# AIM OF THE EXERCISE
Tally the lines below that contain the word "goal", then give the tally alone.

>>>

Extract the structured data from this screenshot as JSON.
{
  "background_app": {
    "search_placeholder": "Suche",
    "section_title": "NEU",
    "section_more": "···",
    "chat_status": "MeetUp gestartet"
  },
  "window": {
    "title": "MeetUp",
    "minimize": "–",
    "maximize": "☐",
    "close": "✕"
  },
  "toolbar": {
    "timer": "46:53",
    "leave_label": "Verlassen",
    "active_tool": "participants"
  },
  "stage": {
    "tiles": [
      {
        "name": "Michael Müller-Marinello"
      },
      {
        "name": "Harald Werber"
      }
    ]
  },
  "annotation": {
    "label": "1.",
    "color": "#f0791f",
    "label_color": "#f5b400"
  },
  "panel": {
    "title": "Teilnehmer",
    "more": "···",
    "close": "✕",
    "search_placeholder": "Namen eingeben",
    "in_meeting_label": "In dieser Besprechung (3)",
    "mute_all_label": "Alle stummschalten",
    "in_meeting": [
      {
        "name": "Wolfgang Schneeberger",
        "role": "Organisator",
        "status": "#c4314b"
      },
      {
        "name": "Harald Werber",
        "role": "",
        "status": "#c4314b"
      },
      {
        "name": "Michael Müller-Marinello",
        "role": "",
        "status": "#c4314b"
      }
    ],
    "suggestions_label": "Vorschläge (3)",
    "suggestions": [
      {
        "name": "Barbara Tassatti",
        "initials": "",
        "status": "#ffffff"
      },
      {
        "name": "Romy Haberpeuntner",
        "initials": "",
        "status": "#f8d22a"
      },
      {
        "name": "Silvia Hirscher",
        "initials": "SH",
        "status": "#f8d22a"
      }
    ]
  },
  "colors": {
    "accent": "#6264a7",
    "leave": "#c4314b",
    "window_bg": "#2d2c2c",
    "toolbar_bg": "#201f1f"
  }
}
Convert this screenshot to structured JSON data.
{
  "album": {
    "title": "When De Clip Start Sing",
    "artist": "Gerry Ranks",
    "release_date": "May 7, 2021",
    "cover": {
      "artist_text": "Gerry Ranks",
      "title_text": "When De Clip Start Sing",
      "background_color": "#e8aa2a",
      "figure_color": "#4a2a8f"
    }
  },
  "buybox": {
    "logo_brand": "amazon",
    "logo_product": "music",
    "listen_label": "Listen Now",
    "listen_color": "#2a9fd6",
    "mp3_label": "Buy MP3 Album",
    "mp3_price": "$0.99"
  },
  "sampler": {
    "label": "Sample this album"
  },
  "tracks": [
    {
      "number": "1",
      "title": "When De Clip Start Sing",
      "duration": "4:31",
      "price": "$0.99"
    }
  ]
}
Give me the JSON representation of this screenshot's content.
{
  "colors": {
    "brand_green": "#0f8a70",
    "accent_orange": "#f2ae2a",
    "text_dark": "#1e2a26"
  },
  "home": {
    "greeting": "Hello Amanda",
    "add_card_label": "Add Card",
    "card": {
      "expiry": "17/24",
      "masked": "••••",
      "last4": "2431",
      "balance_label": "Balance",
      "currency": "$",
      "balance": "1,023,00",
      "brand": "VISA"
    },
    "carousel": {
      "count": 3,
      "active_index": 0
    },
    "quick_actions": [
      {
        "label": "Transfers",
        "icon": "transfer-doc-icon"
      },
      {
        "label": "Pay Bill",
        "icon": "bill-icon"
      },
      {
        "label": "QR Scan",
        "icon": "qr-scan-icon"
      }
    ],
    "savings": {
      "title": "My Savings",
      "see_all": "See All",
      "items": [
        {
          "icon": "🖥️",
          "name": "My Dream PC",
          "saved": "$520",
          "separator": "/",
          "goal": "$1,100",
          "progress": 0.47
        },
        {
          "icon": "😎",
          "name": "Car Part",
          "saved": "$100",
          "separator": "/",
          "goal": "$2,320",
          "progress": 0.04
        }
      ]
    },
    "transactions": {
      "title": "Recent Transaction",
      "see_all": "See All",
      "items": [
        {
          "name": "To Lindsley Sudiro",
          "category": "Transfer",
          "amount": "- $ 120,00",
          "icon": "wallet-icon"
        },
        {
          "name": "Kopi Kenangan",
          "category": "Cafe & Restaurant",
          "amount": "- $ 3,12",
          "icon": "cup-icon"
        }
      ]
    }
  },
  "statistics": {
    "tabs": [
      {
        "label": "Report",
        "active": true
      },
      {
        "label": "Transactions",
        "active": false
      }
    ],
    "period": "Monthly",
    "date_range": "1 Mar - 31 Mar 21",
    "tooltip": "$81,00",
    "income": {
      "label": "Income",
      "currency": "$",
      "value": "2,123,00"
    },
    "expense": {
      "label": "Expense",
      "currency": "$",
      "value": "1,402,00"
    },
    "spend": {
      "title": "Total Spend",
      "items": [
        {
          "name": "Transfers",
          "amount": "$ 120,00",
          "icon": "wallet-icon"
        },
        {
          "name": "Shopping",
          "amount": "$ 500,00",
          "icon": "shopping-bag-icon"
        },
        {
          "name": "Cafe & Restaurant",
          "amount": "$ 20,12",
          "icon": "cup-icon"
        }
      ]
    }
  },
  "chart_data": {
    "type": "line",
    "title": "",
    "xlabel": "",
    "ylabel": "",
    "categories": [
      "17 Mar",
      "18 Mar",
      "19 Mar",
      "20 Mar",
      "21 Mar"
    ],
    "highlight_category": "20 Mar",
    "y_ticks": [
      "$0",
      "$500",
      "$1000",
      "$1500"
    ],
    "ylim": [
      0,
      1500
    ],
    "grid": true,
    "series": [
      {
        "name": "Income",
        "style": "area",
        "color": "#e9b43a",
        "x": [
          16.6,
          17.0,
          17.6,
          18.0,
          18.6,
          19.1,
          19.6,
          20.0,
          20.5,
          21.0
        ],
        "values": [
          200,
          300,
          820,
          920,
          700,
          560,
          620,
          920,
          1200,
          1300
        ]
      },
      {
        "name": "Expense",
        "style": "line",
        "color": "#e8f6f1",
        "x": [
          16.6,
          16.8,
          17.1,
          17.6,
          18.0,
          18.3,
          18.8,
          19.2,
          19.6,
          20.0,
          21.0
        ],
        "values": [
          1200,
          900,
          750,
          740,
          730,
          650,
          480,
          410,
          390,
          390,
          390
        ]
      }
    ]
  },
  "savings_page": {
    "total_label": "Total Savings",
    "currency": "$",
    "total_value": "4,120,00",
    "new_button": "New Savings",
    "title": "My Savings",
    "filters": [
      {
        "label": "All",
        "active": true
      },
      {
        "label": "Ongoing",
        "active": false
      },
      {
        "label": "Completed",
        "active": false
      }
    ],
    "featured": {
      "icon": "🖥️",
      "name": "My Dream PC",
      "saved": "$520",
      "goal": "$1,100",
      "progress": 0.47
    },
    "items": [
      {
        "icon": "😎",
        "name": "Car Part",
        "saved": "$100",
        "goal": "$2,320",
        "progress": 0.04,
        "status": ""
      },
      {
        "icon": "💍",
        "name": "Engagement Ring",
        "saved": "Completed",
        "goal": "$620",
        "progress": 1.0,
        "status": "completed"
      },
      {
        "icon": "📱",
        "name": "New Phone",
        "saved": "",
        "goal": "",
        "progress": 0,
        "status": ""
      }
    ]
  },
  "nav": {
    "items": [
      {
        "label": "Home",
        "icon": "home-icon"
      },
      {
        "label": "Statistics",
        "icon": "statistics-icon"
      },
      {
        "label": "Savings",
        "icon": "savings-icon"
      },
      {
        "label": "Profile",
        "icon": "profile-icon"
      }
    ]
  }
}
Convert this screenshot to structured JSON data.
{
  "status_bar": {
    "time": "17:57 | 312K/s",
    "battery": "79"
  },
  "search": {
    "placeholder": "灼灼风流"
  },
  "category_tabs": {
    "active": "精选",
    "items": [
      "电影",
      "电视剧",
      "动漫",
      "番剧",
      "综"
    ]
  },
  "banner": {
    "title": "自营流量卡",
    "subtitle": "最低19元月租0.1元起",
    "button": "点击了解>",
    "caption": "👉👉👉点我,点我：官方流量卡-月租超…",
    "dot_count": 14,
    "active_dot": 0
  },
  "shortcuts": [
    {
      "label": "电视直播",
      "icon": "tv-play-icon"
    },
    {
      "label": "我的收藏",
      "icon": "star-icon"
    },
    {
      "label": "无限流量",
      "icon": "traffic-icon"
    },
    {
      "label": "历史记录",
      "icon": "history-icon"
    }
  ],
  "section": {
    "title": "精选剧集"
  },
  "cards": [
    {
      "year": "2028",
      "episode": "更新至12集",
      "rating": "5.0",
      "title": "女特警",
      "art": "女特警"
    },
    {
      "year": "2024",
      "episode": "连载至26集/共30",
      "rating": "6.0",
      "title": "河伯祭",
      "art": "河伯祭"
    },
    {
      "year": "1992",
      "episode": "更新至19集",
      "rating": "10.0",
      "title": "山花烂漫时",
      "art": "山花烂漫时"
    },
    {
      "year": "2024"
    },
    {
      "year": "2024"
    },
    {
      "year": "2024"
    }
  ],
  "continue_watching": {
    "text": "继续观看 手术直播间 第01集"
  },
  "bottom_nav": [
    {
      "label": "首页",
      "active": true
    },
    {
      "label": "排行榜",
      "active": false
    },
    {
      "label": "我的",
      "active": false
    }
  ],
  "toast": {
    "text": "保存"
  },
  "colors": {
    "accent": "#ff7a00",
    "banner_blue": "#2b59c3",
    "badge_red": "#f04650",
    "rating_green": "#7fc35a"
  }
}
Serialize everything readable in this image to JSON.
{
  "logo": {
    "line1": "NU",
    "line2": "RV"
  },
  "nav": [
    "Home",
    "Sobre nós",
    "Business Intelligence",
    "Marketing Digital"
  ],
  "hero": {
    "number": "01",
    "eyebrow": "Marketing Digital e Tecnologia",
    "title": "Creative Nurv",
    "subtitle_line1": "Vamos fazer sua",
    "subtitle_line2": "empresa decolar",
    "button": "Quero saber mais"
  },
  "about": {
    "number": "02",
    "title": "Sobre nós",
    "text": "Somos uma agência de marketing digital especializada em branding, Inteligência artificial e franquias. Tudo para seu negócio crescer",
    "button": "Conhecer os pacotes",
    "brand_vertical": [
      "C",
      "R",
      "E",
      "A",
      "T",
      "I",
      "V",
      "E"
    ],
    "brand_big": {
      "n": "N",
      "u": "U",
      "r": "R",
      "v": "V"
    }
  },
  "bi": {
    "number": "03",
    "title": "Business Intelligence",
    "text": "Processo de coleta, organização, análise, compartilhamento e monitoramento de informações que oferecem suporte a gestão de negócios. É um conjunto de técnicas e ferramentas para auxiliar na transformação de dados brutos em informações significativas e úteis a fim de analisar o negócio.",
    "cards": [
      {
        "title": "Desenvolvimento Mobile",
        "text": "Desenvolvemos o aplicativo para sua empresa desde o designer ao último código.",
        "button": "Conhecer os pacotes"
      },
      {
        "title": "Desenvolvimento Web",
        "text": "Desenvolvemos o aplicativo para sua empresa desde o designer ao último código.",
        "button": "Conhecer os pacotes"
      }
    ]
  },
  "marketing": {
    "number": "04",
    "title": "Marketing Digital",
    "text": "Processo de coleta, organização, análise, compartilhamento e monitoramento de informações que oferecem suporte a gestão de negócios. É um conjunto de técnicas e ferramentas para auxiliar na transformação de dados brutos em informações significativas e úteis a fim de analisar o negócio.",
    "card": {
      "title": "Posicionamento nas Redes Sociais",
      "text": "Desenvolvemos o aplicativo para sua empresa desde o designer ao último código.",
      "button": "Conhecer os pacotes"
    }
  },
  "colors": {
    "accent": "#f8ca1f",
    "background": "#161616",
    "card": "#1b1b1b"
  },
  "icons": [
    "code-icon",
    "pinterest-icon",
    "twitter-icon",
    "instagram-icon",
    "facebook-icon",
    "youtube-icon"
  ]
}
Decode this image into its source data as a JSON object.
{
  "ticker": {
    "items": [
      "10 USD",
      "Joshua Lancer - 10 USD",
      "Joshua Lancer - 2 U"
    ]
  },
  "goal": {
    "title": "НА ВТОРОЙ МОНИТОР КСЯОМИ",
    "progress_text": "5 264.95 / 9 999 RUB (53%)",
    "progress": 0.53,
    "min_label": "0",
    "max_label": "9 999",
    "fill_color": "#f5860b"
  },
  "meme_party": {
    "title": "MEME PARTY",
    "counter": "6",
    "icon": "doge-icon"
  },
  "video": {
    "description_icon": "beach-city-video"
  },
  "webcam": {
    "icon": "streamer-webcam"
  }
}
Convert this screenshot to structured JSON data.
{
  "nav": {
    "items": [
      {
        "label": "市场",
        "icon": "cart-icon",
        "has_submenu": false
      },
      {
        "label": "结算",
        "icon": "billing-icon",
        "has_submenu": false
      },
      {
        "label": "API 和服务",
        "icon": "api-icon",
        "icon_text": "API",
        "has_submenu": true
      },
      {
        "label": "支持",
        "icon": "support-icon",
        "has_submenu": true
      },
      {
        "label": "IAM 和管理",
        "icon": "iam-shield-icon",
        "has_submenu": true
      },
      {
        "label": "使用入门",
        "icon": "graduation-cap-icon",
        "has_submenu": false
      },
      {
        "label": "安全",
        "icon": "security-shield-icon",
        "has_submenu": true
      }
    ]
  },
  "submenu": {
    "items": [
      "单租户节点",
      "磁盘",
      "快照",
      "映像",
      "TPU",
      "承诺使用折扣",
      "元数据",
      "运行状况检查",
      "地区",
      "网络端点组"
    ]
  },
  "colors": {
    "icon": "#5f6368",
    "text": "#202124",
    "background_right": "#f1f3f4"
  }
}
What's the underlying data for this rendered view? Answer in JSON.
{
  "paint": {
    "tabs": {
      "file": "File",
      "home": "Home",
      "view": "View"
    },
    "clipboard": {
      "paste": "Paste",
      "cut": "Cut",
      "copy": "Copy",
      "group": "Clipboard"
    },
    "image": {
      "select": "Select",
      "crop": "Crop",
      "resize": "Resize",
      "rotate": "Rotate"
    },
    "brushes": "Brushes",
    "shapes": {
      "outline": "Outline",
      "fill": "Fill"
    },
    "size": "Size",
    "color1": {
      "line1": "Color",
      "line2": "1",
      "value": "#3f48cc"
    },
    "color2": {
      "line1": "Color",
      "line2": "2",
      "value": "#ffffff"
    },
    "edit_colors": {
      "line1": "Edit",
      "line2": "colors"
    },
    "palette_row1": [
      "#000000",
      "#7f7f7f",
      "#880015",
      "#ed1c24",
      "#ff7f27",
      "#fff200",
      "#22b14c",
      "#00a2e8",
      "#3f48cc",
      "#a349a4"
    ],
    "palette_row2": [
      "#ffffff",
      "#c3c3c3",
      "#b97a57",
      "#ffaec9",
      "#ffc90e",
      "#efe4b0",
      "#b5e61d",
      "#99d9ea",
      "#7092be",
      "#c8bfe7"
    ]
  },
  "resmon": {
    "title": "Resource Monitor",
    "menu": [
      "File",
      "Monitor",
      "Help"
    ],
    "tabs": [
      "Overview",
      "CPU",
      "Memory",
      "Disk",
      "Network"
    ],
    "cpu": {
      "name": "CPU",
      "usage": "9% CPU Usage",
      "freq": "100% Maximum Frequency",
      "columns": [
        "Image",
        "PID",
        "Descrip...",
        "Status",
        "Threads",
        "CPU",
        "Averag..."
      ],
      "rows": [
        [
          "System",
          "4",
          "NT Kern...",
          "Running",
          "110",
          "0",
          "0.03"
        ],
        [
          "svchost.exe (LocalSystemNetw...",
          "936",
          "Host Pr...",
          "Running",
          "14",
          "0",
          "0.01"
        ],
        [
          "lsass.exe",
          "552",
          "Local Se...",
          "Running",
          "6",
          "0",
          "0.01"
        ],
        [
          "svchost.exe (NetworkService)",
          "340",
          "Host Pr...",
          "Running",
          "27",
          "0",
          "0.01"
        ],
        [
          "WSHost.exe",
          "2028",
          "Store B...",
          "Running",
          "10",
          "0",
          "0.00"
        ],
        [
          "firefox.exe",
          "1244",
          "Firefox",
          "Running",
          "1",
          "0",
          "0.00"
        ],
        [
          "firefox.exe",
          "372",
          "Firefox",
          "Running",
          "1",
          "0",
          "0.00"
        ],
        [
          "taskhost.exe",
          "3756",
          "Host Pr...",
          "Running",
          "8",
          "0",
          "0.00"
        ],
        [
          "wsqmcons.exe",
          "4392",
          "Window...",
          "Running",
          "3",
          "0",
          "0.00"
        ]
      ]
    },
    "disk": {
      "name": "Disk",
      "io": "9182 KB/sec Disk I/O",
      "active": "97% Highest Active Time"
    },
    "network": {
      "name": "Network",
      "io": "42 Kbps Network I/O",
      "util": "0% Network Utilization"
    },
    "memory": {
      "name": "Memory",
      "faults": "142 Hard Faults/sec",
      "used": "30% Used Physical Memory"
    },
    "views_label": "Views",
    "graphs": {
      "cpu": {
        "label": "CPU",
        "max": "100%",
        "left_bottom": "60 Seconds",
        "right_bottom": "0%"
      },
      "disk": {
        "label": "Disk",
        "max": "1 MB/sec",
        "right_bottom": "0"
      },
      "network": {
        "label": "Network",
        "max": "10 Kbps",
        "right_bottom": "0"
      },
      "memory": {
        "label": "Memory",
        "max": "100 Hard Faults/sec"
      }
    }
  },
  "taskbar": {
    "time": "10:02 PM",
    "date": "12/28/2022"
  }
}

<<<

# REPLY TO THE TASK
7